In addition to the safeguards they built into the constitution, they also included what we now call The Bill of Rights”. And they established The Bill of Rights to prevent our government from trampling on our freedoms – or becoming a police state – and to make sure every citizen was given equal opportunity to pursue his or her God-given right to life, liberty and happiness without undo interference from any government.
And now, not because of one president, or two presidents, but because of the slow erosion of our constitutional protections over many administrations and congresses, most all of them created under the guise of national security or safety — for our security — we have all lost some, if not all of our privacy.
From the stoplight cameras, to the license plate scanners, to the cameras on street corners, to the halls of congress, to the Oval Office, to the NSA, IRS, CIA, FBI, and right down to your state and local governments, your privacy and your rights are under attack. Your right to the expectation of privacy has vanished, and your other rights are seriously being abridged.
And all of us seem willing and ready to sacrifice our precious rights and our privacy for a little extra safety and security. Unfortunately the safety and security are an illusion, but the diminishing of our constitutional rights and the loss of our personal right to privacy are not.
It’s too bad that people who expose the government or who criticize the government, or those who try so hard to change the course we are on, are called “traitors” or “terrorists” or ”anti-government nut jobs”. I don’t think Benjamin Franklin, Thomas Jefferson, John Adams – or any of the others who tried so hard to ensure that we the people were free from an oppressive government, as well as from serious governmental and illegal intrusions into our private daily lives were anti-government nut jobs, do you?
In the end, we are all to blame, because we have all allowed it to happen. We all stood by and watched while our private lives were being invaded and our freedoms diminished. We allowed ourselves to fear that something else was going to happen, something terrible, something unknown and catastrophic– and the government took advantage of that fear and played on it — and used it as an excuse to suspend some of our constitutional rights, to invade our privacy and thus make a mockery of Abraham Lincoln’s plea that “the government of the people, by the people, and for the people, shall not perish from this Earth”.
I’m glad I’m not a twenty-something right now. I feel sorry for our children and grandchildren and their children. If things go unaltered in the future, none of them will ever know the freedom that most of us enjoyed when we were children and young adults growing up — when we all enjoyed the freedoms and privacy guaranteed by our constitution – which now has become a torn and shredded document. And most of the damage has been done because almost all of us let our fear overcome reason — and the government seized more power by using our fears to control us.
Maybe someday, someone will come along and lead a revolt and take our country back, not in a political way, but in a human way.
It’s not one administration’s fault — to blame one president for all our woes is wrong – the facts show a different history. Our rights have been slowly taken away or altered over many administrations — and all three branches of our government, rather than checking each others’ powers have colluded to create a governmental juggernaut that now will be almost impossible to stop.
In the end is your fault, and it’s my fault.
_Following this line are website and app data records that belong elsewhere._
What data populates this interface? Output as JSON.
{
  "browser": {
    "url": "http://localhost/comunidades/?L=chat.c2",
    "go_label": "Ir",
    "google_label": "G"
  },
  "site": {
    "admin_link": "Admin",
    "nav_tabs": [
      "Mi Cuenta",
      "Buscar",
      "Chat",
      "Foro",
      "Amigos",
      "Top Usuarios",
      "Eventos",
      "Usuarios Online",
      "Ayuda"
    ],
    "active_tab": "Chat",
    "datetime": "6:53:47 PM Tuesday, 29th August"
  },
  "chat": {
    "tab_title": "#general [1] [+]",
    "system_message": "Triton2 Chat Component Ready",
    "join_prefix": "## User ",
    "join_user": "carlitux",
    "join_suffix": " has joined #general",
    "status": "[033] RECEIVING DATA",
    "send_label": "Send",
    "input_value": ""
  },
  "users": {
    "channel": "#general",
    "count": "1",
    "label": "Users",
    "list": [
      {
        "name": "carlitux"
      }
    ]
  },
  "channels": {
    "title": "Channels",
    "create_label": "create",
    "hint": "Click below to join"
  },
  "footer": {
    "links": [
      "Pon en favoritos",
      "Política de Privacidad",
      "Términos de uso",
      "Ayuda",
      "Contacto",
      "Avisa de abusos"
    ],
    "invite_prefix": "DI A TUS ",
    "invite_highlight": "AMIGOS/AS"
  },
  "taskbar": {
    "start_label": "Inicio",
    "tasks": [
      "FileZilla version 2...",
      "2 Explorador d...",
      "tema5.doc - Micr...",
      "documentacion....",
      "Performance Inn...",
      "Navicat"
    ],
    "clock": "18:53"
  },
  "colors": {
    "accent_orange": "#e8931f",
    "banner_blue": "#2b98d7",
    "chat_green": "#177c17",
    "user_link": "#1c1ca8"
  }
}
We stood by in fear and let the government take away some of our constitutional freedoms, and now our privacy. Where will it end?
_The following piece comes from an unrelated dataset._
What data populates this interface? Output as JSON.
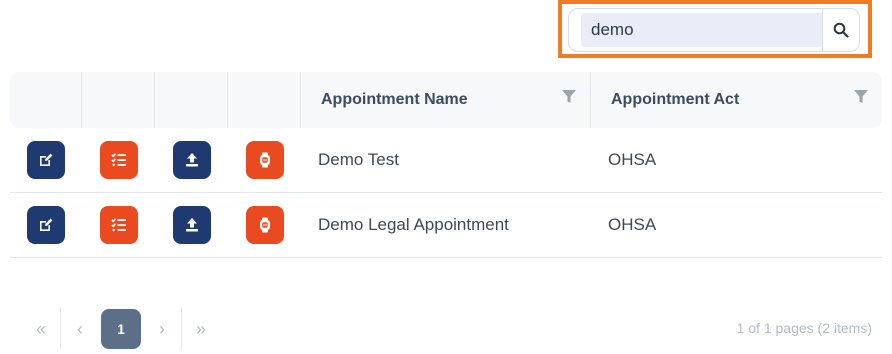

Samuel Johnson wrote that “Patriotism is the last refuge of a scoundrel”, and I couldn’t agree more.